At first glance, the deceptively simple and passive elements of a grounding system don't seem to do very much. But beyond this simple exterior lies the power of a sleeping giant.

If you've ever wondered how important a grounding system really is to the normal operation of a facility, just remember the alternatives: fires start from arcing faults; computers crash from spurious noise; data control systems shut down processes in error; human hearts "defib" and stop; motors burn up; arc-type lamps turn off (due to voltage imbalances caused by bad service bonding jumper terminations); voltage jacking occurs on ungrounded power systems or systems that have lost their grounding connection; and pipes spring leaks due to cathodic erosion.

Although generally hidden from view, grounding systems and their many functions make up the foundations upon which we build strong electrical systems.

Industrial environments. Let's look at a static grounding grid in an industrial plant energized through a high-voltage utility substation. Here, you'll see a variety of grounding electrode shapes. This almost completely hidden grounding system performs the following tasks:

• Minimizes the ground potential rise and coincident step and touch potentials that occur from high-voltage system zero sequence current flowing through the earth during utility system ground faults, such as insulator-string arc-over.

• Equalizes the DC potentials within the plant that build up from process flows.

• Limits the system-to-frame voltage for human safety and prevents overstress in phase-to-ground voltage.

• Provides an equipotential plane on which humans can stand and not be harmed during times of ground fault within the plant. (For instance, it equalizes the potential of a motor stator a maintenance person might touch during a ground fault and the surrounding earth on which the person stands. With no potential across the person's body, harmful current can't flow through the body.)

• Provides a ground reference plane to reference all of the instruments in the plant control system.

• Provides a secondary path through which ground fault current can flow back to the last transformer (or generator) ground point in the event of loss of the equipment grounding conductor path. (This provides increased assurance of tripping of overcurrent devices upon ground fault, and provides enhanced personnel safety from stray current flow, flash burns, and induced fires.)

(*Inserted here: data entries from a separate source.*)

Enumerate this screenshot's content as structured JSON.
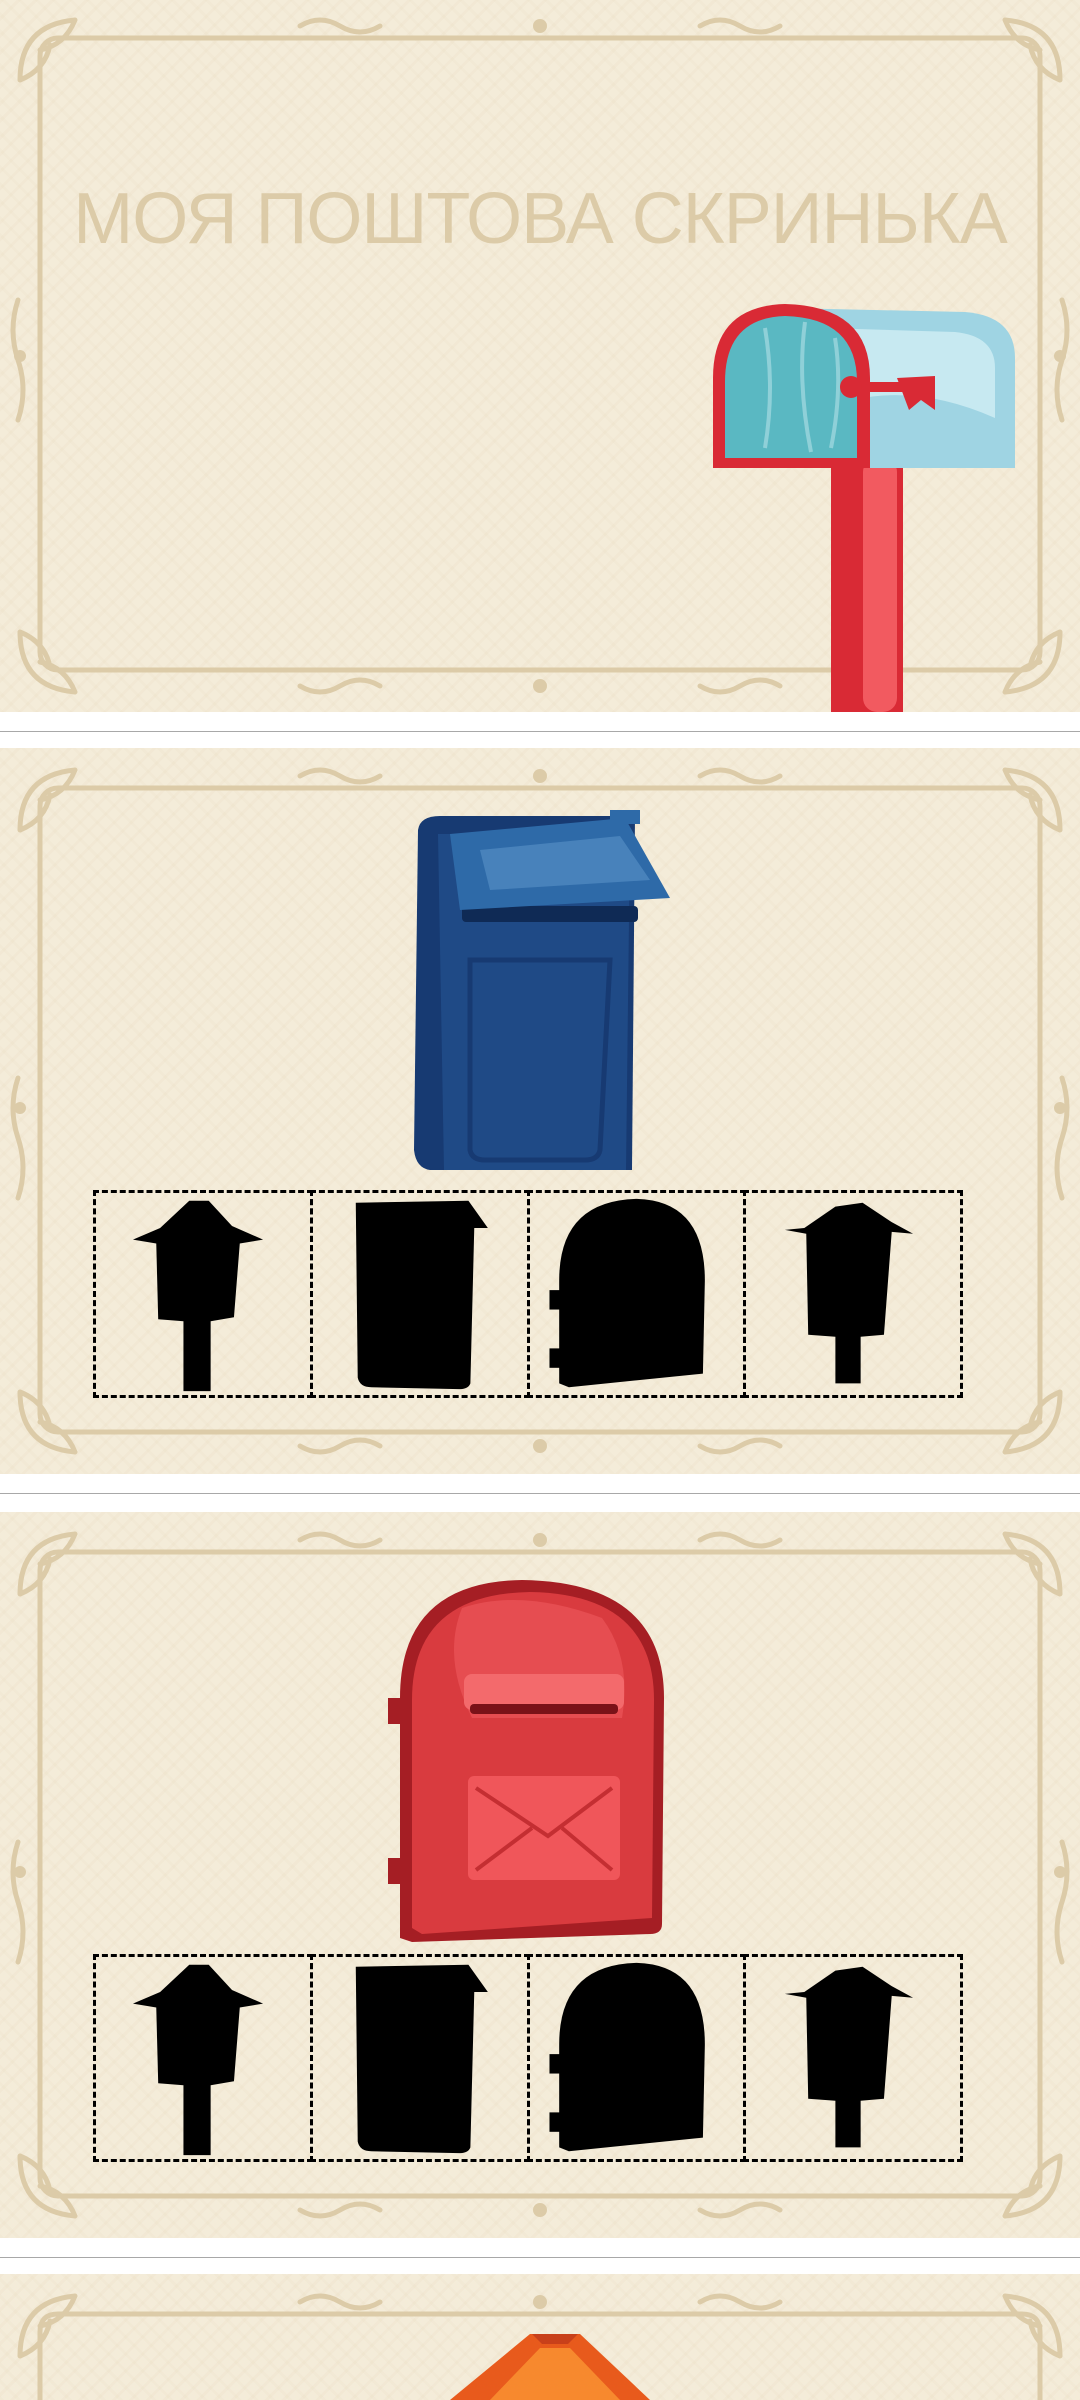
{
  "cover": {
    "title": "МОЯ ПОШТОВА СКРИНЬКА"
  },
  "puzzles": [
    {
      "target": "blue-wall-mailbox",
      "options": [
        "post-mailbox",
        "wall-mailbox",
        "arched-mailbox",
        "pole-mailbox"
      ]
    },
    {
      "target": "red-arched-mailbox",
      "options": [
        "post-mailbox",
        "wall-mailbox",
        "arched-mailbox",
        "pole-mailbox"
      ]
    },
    {
      "target": "orange-house-mailbox",
      "options": []
    }
  ],
  "colors": {
    "background": "#f4ecd9",
    "ornament": "#dccba8",
    "title": "#dccba8",
    "silhouette": "#000000",
    "blue_mailbox": "#1f4a86",
    "red_mailbox": "#d93b3f",
    "teal_mailbox": "#9ed3e0",
    "orange_mailbox": "#e85a1c"
  }
}
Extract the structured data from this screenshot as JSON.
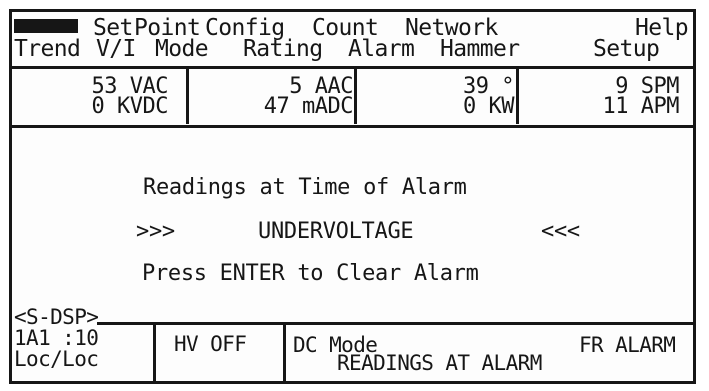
{
  "menu": {
    "row1": [
      {
        "label": "",
        "highlighted": true
      },
      {
        "label": "Set"
      },
      {
        "label": "Point"
      },
      {
        "label": "Config"
      },
      {
        "label": "Count"
      },
      {
        "label": "Network"
      },
      {
        "label": "Help"
      }
    ],
    "row2": [
      {
        "label": "Trend"
      },
      {
        "label": "V/I"
      },
      {
        "label": "Mode"
      },
      {
        "label": "Rating"
      },
      {
        "label": "Alarm"
      },
      {
        "label": "Hammer"
      },
      {
        "label": "Setup"
      }
    ]
  },
  "meters": {
    "voltage": {
      "line1": "53 VAC",
      "line2": "0 KVDC"
    },
    "current": {
      "line1": "5 AAC",
      "line2": "47 mADC"
    },
    "temp_power": {
      "line1": "39 °",
      "line2": "0 KW"
    },
    "rate": {
      "line1": "9 SPM",
      "line2": "11 APM"
    }
  },
  "alarm": {
    "heading": "Readings at Time of Alarm",
    "left_marker": ">>>",
    "condition": "UNDERVOLTAGE",
    "right_marker": "<<<",
    "instruction": "Press ENTER to Clear Alarm"
  },
  "status": {
    "display_tag": "<S-DSP>",
    "unit_address": "1A1 :10",
    "control": "Loc/Loc",
    "hv_state": "HV OFF",
    "mode": "DC Mode",
    "readings_label": "READINGS AT ALARM",
    "alarm_state": "FR ALARM"
  }
}
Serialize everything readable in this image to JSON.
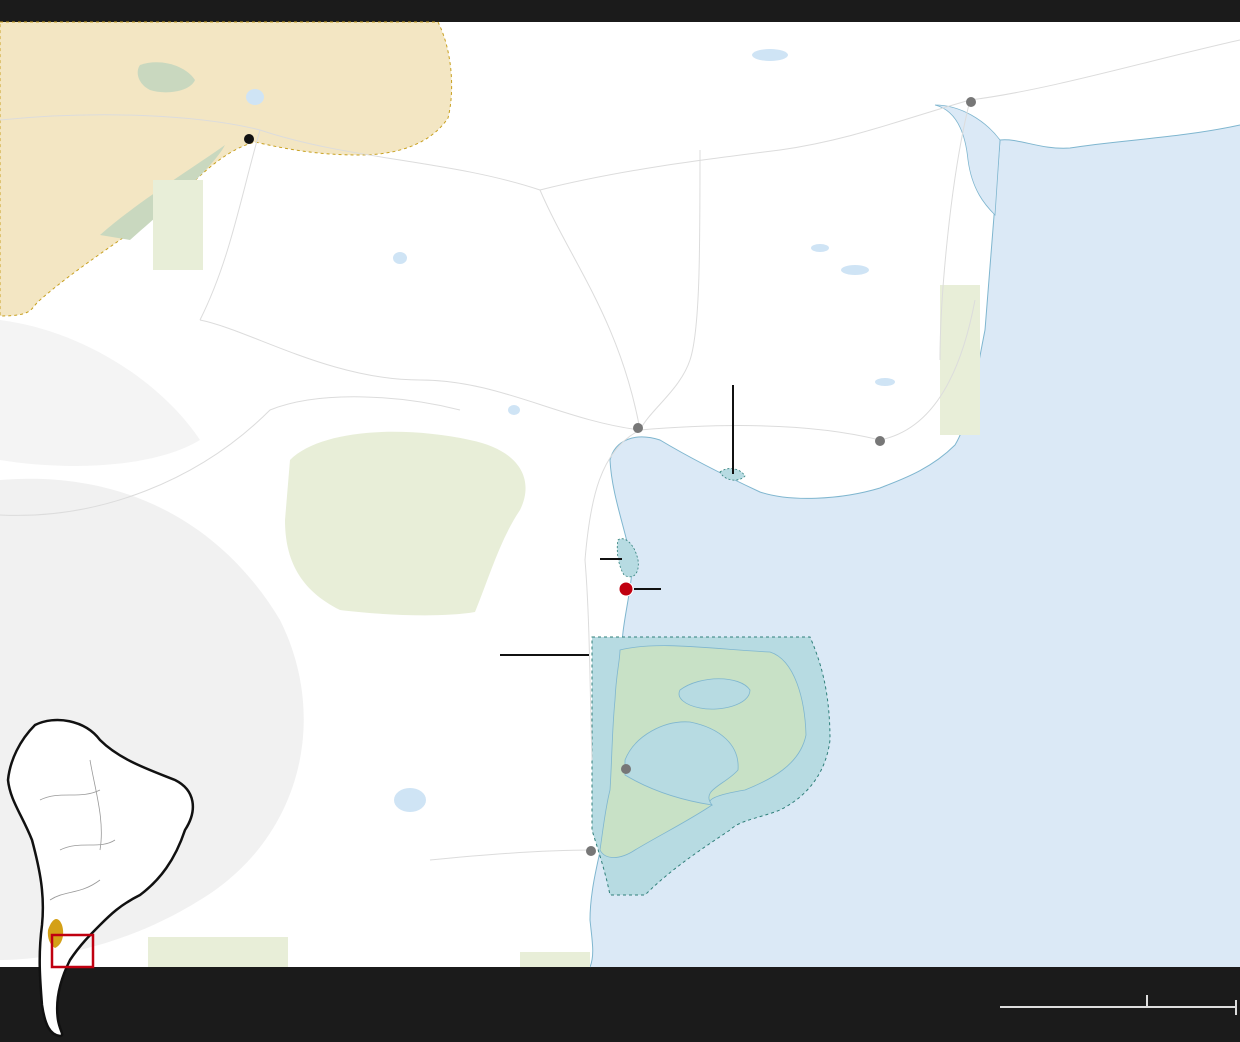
{
  "map": {
    "colors": {
      "frame": "#1b1b1b",
      "land": "#ffffff",
      "ocean": "#dbe9f6",
      "protected_area": "#f0d9a8",
      "park_land": "#c8e1c6",
      "marine_area": "#b7dbe2",
      "green_zone": "#e8eed8",
      "marker_gray": "#777777",
      "marker_red": "#c00010",
      "inset_box": "#c00010"
    },
    "icons": {
      "city": "gray-dot",
      "capital": "black-dot",
      "site": "red-dot"
    },
    "scale_bar": {
      "label": "",
      "unit": ""
    }
  }
}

• Provides an "earthing" point for lightning protection or lightning avoidance systems.

• Provides a cathodic protection current return path.

Commercial environments. In commercial installations, such as a typical high-rise office building, the grounding system and its function are similar to those in an industrial plant. However, the shapes of the grounding electrodes and grounding electrode conductors are different.

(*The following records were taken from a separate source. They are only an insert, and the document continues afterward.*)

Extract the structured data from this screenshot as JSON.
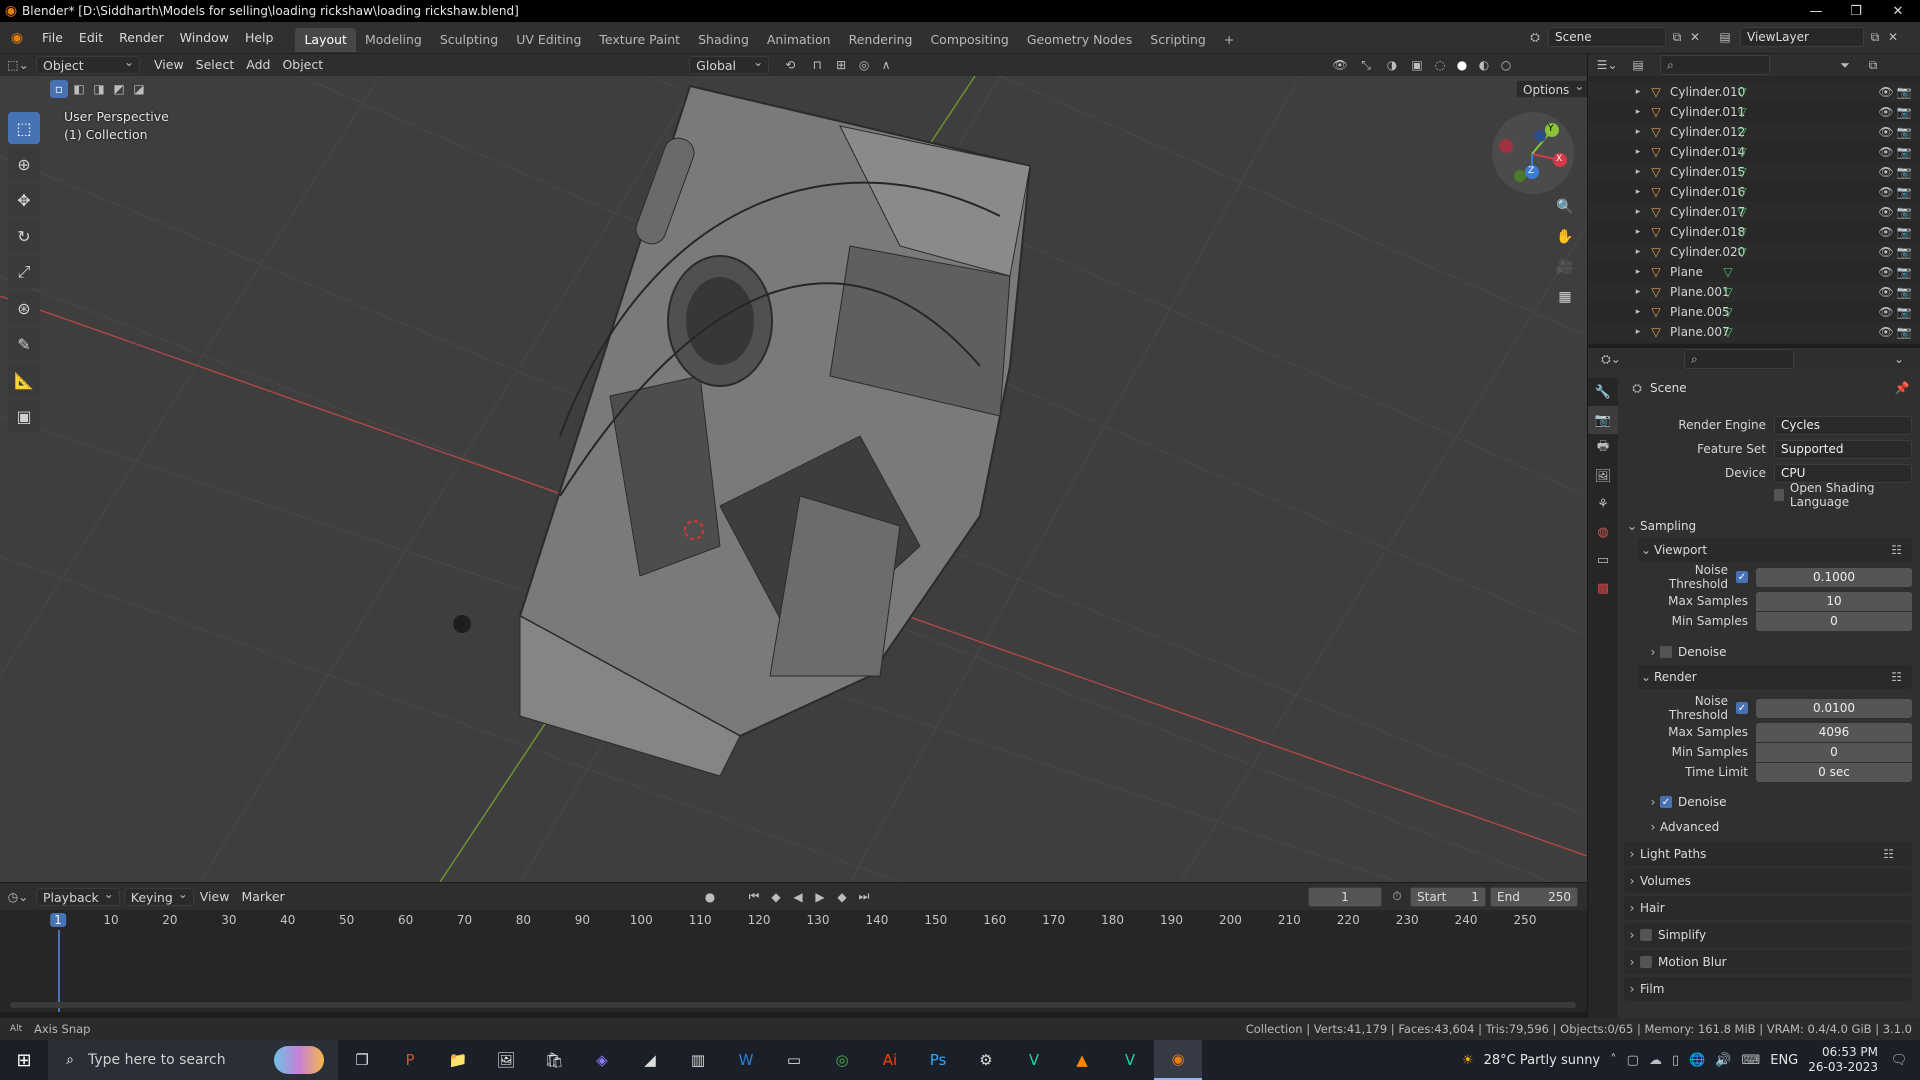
{
  "titlebar": {
    "title": "Blender* [D:\\Siddharth\\Models for selling\\loading rickshaw\\loading rickshaw.blend]",
    "min": "—",
    "max": "❐",
    "close": "✕"
  },
  "menus": [
    "File",
    "Edit",
    "Render",
    "Window",
    "Help"
  ],
  "workspaces": [
    "Layout",
    "Modeling",
    "Sculpting",
    "UV Editing",
    "Texture Paint",
    "Shading",
    "Animation",
    "Rendering",
    "Compositing",
    "Geometry Nodes",
    "Scripting"
  ],
  "topright": {
    "scene": "Scene",
    "viewlayer": "ViewLayer",
    "add_tab": "+"
  },
  "vp_header": {
    "mode": "Object Mode",
    "menus": [
      "View",
      "Select",
      "Add",
      "Object"
    ],
    "orientation": "Global",
    "options": "Options"
  },
  "viewport": {
    "perspective": "User Perspective",
    "collection": "(1) Collection"
  },
  "gizmo": {
    "x": "X",
    "y": "Y",
    "z": "Z"
  },
  "outliner": {
    "rows": [
      "Cylinder.010",
      "Cylinder.011",
      "Cylinder.012",
      "Cylinder.014",
      "Cylinder.015",
      "Cylinder.016",
      "Cylinder.017",
      "Cylinder.018",
      "Cylinder.020",
      "Plane",
      "Plane.001",
      "Plane.005",
      "Plane.007"
    ]
  },
  "props": {
    "scene_label": "Scene",
    "render_engine_label": "Render Engine",
    "render_engine": "Cycles",
    "feature_set_label": "Feature Set",
    "feature_set": "Supported",
    "device_label": "Device",
    "device": "CPU",
    "osl_label": "Open Shading Language",
    "sampling": "Sampling",
    "viewport": "Viewport",
    "noise_threshold_label": "Noise Threshold",
    "vp_noise_threshold": "0.1000",
    "max_samples_label": "Max Samples",
    "vp_max_samples": "10",
    "min_samples_label": "Min Samples",
    "vp_min_samples": "0",
    "denoise": "Denoise",
    "render": "Render",
    "r_noise_threshold": "0.0100",
    "r_max_samples": "4096",
    "r_min_samples": "0",
    "time_limit_label": "Time Limit",
    "time_limit": "0 sec",
    "advanced": "Advanced",
    "light_paths": "Light Paths",
    "volumes": "Volumes",
    "hair": "Hair",
    "simplify": "Simplify",
    "motion_blur": "Motion Blur",
    "film": "Film"
  },
  "timeline": {
    "menus": [
      "Playback",
      "Keying",
      "View",
      "Marker"
    ],
    "current_frame": "1",
    "start_label": "Start",
    "start": "1",
    "end_label": "End",
    "end": "250",
    "ticks": [
      "1",
      "10",
      "20",
      "30",
      "40",
      "50",
      "60",
      "70",
      "80",
      "90",
      "100",
      "110",
      "120",
      "130",
      "140",
      "150",
      "160",
      "170",
      "180",
      "190",
      "200",
      "210",
      "220",
      "230",
      "240",
      "250"
    ]
  },
  "statusbar": {
    "left": "Axis Snap",
    "right": "Collection | Verts:41,179 | Faces:43,604 | Tris:79,596 | Objects:0/65 | Memory: 161.8 MiB | VRAM: 0.4/4.0 GiB | 3.1.0"
  },
  "taskbar": {
    "search": "Type here to search",
    "weather": "28°C  Partly sunny",
    "lang": "ENG",
    "time": "06:53 PM",
    "date": "26-03-2023"
  }
}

The structural steel columns within the building are suitable for lightning protection "down" conductors as well as for use as the grounding electrode system for each local transformer secondary on upper floors. In addition, these steel structures help attenuate magnetic noise coming from outside of the building. How? By forming a sort of "Faraday Cage" around the building contents.

In buildings containing radio transmitters with rooftop antennas, however, these same steel columns form a part of the radiating element/ground plane system. In this scenario, the column "cage" tends to cause high frequency noise within the building systems rather than attenuate it.

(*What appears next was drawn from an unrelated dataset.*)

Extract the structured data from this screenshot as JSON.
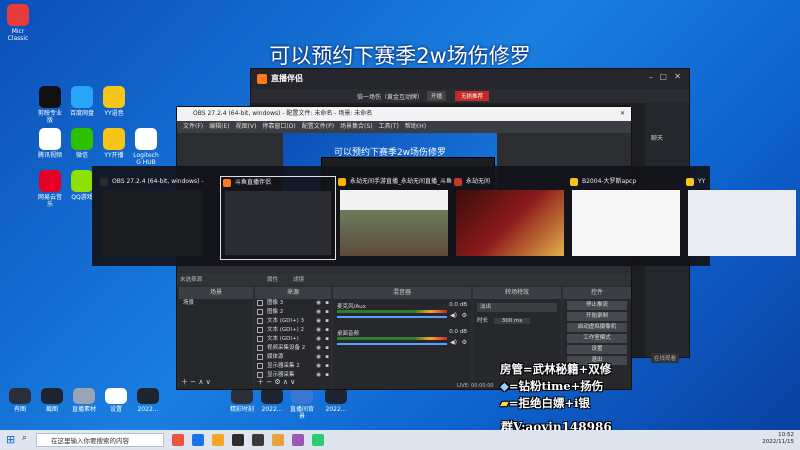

Nevertheless, building steel (in almost every type of structural steel building design) forms a very good low-impedance path for ground fault current. This path promotes rapid tripping of overcurrent devices; enhances personnel safety; and eliminates electrical noise of the type coming from arcing faults in high-impedance equipment grounding conductor paths.

Specialized environments. Suppose a building contains specialty systems, such as NEC Art. 645 Information Technology Equipment or Art. 517 Anesthetizing Locations. Yes, you rely on the grounding system to perform all of the functions previously listed. But, you also depend on it to minimize even low-voltage potential differences between any two conductive points in locations where you'll find delicate biological tissues or semiconductor devices.

Part of the methodology here depends on the capability of various equipment-grounding conductor forms (such as conduits) to absorb transmitted energy. These grounding conductors transform electromagnetic (EMF) waves into eddy currents and heat instead of letting the EMF "cut" system wires. Thus, they induce noise within the wires.

In fact, the functionality of digital systems requires the elimination of "noise" voltages since the equipment could erroneously interpret this as valid information. This is the reason we have specific modifications in grounding cable shields (terminate and ground on only one end), conduits (installing an insulating section with internal equipment-grounding conductor), or cables (providing many concentric wraps per foot of cable).

Finally, if these and similar steps are insufficient to guard against voltage transients, then the grounding-electrode system provides the equipotential plane to which you connect one side of transient surge suppressors to "short-to-ground" these unwanted voltages at wire terminations.

Remarkably, a grounding system within all these facilities reliably performs all of the above functions day in and day out while consuming zero watts of power.

Paschal is a consultant for Bechtel, Corp., Houston, and serves as EC&M Books Editor.